Sahitya Akademi, the highest literary body in India, finally announced that it supports the writers and artists and condemns attempts to curb their freedom of expression. This announcement comes after months of protest by 100 prominent Indian writers and the relinquishing of their awards to Sahitya Akademi. There has been international support of the writers. From the United States, the South Asian feminist caucus of the National Women Studies Association lent its voice in support of the writers marching against the growing intolerance in the country toward minorities, and the murder of writers, such as the famous Kannada writer, Malleshappa M. Kalburgi and the threats against Tamil writer Perumal Murugan.
What is particularly distressing is the opposition to freedom of expression, an effort staged by groups within BJP, such as the student wing of the BJP. A recent report states, “Activists of the BJP’s student wing, the ABVP, also joined the protest led by the Joint Action group of Nationalist Minded Artists and Thinkers, JANMAT, which also submitted a memorandum to the Akademi, questioning the motive of the writers. `We want to appeal to the Sahitya Akademi to maintain its autonomous nature and not come under pressure from the very same writers who had earlier appealed to the people of the country to not give their mandate to Prime Minister Narendra Modi. These writers are engaged in undemocratic actions, JANMAT said.” There is a growing tendency within the BJP that all institutions should support the ruling party, an autocratic demand in a democracy.

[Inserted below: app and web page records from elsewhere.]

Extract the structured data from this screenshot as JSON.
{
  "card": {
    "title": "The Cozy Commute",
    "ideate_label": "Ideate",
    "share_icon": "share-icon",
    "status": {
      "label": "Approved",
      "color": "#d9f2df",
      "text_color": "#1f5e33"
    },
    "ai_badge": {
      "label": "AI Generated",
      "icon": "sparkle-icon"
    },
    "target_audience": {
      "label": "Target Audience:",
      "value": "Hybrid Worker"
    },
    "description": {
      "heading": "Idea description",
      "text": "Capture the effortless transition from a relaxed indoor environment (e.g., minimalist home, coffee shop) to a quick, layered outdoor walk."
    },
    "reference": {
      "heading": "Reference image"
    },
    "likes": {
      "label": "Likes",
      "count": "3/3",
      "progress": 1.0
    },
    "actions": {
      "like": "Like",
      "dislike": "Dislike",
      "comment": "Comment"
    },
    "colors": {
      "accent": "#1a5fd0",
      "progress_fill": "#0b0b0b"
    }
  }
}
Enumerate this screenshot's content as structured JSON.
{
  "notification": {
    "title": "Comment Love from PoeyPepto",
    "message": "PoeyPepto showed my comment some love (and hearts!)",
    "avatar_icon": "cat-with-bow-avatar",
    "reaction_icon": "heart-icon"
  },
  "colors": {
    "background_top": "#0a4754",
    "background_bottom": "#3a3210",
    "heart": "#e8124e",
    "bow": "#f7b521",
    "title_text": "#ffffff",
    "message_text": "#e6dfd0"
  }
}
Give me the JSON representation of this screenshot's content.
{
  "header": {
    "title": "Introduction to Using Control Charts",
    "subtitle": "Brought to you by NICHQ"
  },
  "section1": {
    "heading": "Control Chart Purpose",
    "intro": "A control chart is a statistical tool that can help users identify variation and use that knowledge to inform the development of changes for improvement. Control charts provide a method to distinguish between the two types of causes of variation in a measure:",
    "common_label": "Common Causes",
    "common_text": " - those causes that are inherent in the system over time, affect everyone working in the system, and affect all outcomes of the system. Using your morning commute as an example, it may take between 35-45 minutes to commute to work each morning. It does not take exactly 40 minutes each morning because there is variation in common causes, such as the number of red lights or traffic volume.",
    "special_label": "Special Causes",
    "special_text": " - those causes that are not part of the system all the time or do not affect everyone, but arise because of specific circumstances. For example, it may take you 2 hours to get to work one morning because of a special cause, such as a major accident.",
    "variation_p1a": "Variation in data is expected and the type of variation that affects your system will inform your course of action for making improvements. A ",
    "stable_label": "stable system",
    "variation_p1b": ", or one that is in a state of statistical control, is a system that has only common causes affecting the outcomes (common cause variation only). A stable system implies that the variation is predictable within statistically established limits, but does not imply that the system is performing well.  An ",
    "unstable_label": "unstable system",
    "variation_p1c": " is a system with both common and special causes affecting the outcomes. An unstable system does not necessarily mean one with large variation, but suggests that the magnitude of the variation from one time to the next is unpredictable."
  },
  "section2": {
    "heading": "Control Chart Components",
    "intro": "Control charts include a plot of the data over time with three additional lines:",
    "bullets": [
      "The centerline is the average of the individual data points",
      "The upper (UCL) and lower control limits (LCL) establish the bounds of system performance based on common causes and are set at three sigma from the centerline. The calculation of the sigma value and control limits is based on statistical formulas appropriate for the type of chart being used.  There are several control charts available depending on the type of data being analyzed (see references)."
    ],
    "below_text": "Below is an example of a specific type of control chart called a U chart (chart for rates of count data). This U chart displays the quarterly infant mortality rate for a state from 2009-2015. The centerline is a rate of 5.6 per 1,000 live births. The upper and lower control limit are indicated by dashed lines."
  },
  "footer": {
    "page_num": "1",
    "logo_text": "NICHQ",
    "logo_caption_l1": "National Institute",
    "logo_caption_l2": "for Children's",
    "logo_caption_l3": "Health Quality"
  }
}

The opposition claims that the writers have a vested interest. Of course they do—they want to protect their freedom of speech and not support nationalist ideals! As today’s New York Times article points out, communal or sectarian violence is being fueled by nationalists within the BJP and is a major obstacle to any of the goals of development Prime Minister Modi had promised when he got elected a year ago. The outcome of this statement is because Modi and the BJP party have suffered a setback by losing their election in Bihar.
It is indeed useful to ponder if the Modi government’s aims to achieve its development goals by squashing freedom of speech as well as the rights of minorities and women will or will not favor it. Arundhati Roy’s books, like Walking with the Comrades, predict the downward slide of democracy in the government’s effort to offer up land and resources to corporations. What is interesting is that a country that is so plural may prove to be strongly allied against nationalist forces simply based on its plurality. This is my slim hope. The success of the writers to make Sahitya Akademi speak out in their support attests to some possibility of freedom of speech.